*PROBLEM STATEMENT*. The whole of the data, every line, should come back exactly the same.

━━━━━━━━

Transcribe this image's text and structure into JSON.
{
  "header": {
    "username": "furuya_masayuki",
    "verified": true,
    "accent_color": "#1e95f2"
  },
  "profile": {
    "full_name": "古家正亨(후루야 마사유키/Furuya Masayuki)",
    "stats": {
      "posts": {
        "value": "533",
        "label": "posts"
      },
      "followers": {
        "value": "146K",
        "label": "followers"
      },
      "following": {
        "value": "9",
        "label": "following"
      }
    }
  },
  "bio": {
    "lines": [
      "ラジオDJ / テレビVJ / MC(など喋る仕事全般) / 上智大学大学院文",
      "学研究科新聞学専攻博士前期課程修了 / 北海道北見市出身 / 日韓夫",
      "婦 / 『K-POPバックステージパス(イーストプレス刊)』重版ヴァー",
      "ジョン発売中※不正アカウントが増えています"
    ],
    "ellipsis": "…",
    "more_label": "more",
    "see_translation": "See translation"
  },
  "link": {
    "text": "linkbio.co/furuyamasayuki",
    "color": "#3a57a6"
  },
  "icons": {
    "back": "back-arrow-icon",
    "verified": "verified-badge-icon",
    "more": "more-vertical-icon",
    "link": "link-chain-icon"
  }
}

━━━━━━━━

*RESPONSE BELOW*.
Transcribe this image's text and structure into JSON.
{
  "header": {
    "username": "furuya_masayuki",
    "verified": true,
    "accent_color": "#1e95f2"
  },
  "profile": {
    "full_name": "古家正亨(후루야 마사유키/Furuya Masayuki)",
    "stats": {
      "posts": {
        "value": "533",
        "label": "posts"
      },
      "followers": {
        "value": "146K",
        "label": "followers"
      },
      "following": {
        "value": "9",
        "label": "following"
      }
    }
  },
  "bio": {
    "lines": [
      "ラジオDJ / テレビVJ / MC(など喋る仕事全般) / 上智大学大学院文",
      "学研究科新聞学専攻博士前期課程修了 / 北海道北見市出身 / 日韓夫",
      "婦 / 『K-POPバックステージパス(イーストプレス刊)』重版ヴァー",
      "ジョン発売中※不正アカウントが増えています"
    ],
    "ellipsis": "…",
    "more_label": "more",
    "see_translation": "See translation"
  },
  "link": {
    "text": "linkbio.co/furuyamasayuki",
    "color": "#3a57a6"
  },
  "icons": {
    "back": "back-arrow-icon",
    "verified": "verified-badge-icon",
    "more": "more-vertical-icon",
    "link": "link-chain-icon"
  }
}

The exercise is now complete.